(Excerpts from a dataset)
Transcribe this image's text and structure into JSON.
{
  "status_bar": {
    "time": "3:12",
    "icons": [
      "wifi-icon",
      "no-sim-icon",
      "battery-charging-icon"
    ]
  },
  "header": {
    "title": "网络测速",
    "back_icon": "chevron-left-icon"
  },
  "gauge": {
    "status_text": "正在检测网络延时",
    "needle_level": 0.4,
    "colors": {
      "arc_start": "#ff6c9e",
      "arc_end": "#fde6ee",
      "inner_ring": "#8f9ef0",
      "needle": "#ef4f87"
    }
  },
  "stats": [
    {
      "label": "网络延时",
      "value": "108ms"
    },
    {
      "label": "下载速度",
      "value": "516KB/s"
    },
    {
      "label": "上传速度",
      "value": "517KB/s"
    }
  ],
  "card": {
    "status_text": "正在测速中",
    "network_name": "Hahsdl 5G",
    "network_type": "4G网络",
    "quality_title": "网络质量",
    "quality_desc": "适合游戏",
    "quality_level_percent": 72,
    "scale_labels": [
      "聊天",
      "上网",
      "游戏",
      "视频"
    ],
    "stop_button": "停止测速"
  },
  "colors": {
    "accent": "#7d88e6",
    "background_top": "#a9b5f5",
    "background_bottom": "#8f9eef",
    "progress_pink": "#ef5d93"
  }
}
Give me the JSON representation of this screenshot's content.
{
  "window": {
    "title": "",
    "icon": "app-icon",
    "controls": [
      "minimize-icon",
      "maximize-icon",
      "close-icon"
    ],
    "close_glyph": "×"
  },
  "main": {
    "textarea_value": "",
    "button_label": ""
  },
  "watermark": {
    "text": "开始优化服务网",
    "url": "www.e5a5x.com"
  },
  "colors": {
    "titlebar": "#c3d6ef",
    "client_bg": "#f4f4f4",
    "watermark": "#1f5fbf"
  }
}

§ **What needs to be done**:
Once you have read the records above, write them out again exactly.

§ **Result of this exercise**:
Transcribe this image's text and structure into JSON.
{
  "status_bar": {
    "time": "3:12",
    "icons": [
      "wifi-icon",
      "no-sim-icon",
      "battery-charging-icon"
    ]
  },
  "header": {
    "title": "网络测速",
    "back_icon": "chevron-left-icon"
  },
  "gauge": {
    "status_text": "正在检测网络延时",
    "needle_level": 0.4,
    "colors": {
      "arc_start": "#ff6c9e",
      "arc_end": "#fde6ee",
      "inner_ring": "#8f9ef0",
      "needle": "#ef4f87"
    }
  },
  "stats": [
    {
      "label": "网络延时",
      "value": "108ms"
    },
    {
      "label": "下载速度",
      "value": "516KB/s"
    },
    {
      "label": "上传速度",
      "value": "517KB/s"
    }
  ],
  "card": {
    "status_text": "正在测速中",
    "network_name": "Hahsdl 5G",
    "network_type": "4G网络",
    "quality_title": "网络质量",
    "quality_desc": "适合游戏",
    "quality_level_percent": 72,
    "scale_labels": [
      "聊天",
      "上网",
      "游戏",
      "视频"
    ],
    "stop_button": "停止测速"
  },
  "colors": {
    "accent": "#7d88e6",
    "background_top": "#a9b5f5",
    "background_bottom": "#8f9eef",
    "progress_pink": "#ef5d93"
  }
}
Give me the JSON representation of this screenshot's content.
{
  "window": {
    "title": "",
    "icon": "app-icon",
    "controls": [
      "minimize-icon",
      "maximize-icon",
      "close-icon"
    ],
    "close_glyph": "×"
  },
  "main": {
    "textarea_value": "",
    "button_label": ""
  },
  "watermark": {
    "text": "开始优化服务网",
    "url": "www.e5a5x.com"
  },
  "colors": {
    "titlebar": "#c3d6ef",
    "client_bg": "#f4f4f4",
    "watermark": "#1f5fbf"
  }
}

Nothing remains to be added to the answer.